  • Endoscopic ablative therapies - different techniques such as photodynamic therapy or radiofrequency ablation are used to destroy the dysplasia in the esophagus. In photodynamic therapy, abnormal cells are destroyed by making them sensitive to light, while radiofrequency ablation uses heat to remove abnormal esophagus tissue.
  • Surgery - the damaged part of the esophagus is removed and the remaining portion is attached to the stomach

The National Institute of Diabetes and Digestive and Kidney Diseases' (NIDDK) Web site offers more specific information on the treatment and management of Barret esophagus. Please click on the link to access this resource.
Last updated: 7/10/2015

References
  1. Mark H Johnston, MD. Barrett Esophagus. Medscape Reference. April 2014; http://emedicine.medscape.com/article/171002-overview.
  2. Barrett's Esophagus. Mayo Clinic. August 2014; http://www.mayoclinic.org/diseases-conditions/barretts-esophagus/basics/definition/con-20027054?p=1.
  3. Barrett's Esophagus. National Institute of Diabetes and Digestive and Kidney Diseases. November 2014; http://www.niddk.nih.gov/health-information/health-topics/digestive-diseases/barretts-esophagus/Pages/overview.aspx.


GARD Video Tutorial

  • Finding Treatment Information - A video developed by GARD Information Specialists that explains how you can find information about treatment for a rare disease.

    Finding Treatment Information

Clinical Trials & Research for this Disease

  • The Centers for Mendelian Genomics program is working to discover the causes of rare genetic disorders. For more information about applying to the research study, please visit their website.
  • ClinicalTrials.gov lists trials that are studying or have studied Barrett esophagus. Click on the link to go to ClinicalTrials.gov to read descriptions of these studies.

Medical Products

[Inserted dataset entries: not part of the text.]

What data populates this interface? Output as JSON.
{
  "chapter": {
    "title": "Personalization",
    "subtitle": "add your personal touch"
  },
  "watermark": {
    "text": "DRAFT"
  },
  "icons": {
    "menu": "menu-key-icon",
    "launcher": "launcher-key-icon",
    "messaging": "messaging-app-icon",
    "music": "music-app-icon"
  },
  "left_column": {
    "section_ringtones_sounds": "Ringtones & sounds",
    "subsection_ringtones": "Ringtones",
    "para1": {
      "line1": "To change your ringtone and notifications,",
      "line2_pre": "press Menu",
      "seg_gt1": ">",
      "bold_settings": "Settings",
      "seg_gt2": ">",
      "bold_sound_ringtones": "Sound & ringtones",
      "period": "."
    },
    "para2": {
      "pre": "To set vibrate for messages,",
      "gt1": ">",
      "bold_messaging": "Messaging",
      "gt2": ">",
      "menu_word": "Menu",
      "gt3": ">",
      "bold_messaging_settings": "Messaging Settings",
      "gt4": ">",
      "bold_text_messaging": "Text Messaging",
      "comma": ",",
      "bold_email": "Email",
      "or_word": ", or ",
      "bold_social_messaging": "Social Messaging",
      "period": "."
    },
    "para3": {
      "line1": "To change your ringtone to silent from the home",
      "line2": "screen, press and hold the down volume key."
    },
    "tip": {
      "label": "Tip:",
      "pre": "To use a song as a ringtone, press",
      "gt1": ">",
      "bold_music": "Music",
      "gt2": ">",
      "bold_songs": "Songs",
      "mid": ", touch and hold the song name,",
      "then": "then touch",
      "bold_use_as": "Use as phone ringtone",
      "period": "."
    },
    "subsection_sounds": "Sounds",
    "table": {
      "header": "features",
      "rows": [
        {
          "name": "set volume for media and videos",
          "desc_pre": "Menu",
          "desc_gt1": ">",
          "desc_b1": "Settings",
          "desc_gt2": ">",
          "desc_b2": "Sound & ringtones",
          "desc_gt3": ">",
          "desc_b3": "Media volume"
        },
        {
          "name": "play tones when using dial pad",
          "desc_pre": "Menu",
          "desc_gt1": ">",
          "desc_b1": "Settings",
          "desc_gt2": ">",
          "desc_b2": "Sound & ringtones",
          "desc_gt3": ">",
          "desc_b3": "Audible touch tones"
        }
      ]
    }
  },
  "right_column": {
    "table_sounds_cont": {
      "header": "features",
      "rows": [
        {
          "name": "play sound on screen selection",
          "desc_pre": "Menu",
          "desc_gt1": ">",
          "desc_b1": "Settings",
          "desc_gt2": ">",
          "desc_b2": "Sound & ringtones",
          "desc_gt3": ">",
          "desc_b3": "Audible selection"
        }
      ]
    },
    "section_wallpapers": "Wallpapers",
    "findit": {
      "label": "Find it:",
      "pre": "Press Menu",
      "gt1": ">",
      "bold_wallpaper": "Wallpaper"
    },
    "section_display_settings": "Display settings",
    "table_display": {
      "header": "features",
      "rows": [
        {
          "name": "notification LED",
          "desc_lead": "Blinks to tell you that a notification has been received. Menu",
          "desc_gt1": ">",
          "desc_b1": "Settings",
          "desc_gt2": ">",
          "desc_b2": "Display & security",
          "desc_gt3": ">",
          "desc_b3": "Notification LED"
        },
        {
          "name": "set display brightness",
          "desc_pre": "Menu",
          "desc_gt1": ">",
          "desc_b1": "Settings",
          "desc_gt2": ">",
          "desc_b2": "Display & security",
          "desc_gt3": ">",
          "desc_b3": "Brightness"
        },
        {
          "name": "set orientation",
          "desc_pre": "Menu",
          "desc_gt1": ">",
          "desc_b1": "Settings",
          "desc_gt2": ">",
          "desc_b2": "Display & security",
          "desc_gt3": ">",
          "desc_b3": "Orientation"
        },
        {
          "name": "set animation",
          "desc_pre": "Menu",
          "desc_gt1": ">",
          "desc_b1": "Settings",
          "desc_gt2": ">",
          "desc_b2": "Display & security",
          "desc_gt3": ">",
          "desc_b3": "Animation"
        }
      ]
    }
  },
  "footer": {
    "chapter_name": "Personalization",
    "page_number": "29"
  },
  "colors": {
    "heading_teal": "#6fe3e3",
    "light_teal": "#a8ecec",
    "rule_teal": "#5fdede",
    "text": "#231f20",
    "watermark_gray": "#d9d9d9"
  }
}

The medication(s) listed in the table(s) below have been approved by the Food and Drug Administration (FDA) for treatment of this condition. The FDA Office of Orphan Products Development designates "orphan products" for those that treat rare diseases affecting fewer than 200,000 Americans. The table(s) below may not be an exhaustive list of drugs or products used to treat this condition. There may be other products available that are not considered orphan products. To search for all FDA approved drugs, visit Drugs@FDA. You can find orphan products used to treat other conditions by searching the Orphan Drug Product Designation database.


Generic Name Porfimer sodium
Trade Name
(Manufacturer Name)
Photofrin®
(Axcan Pharma)
Indication
The FDA has approved this product to be used in this manner.
For the ablation of high-grade dysplasia in Barrett's esophagus patients who do not undergo esophagectomy
More Information about this product Drug Information Portal

Other Names for this Disease
  • Barrett syndrome
  • Barrett ulcer
  • Barrett's esophagus
  • Chronic peptic ulcer and esophagitis syndrome
  • Columnar-like esophagus
See Disclaimer regarding information on this site. Some links on this page may take you to organizations outside of the National Institutes of Health.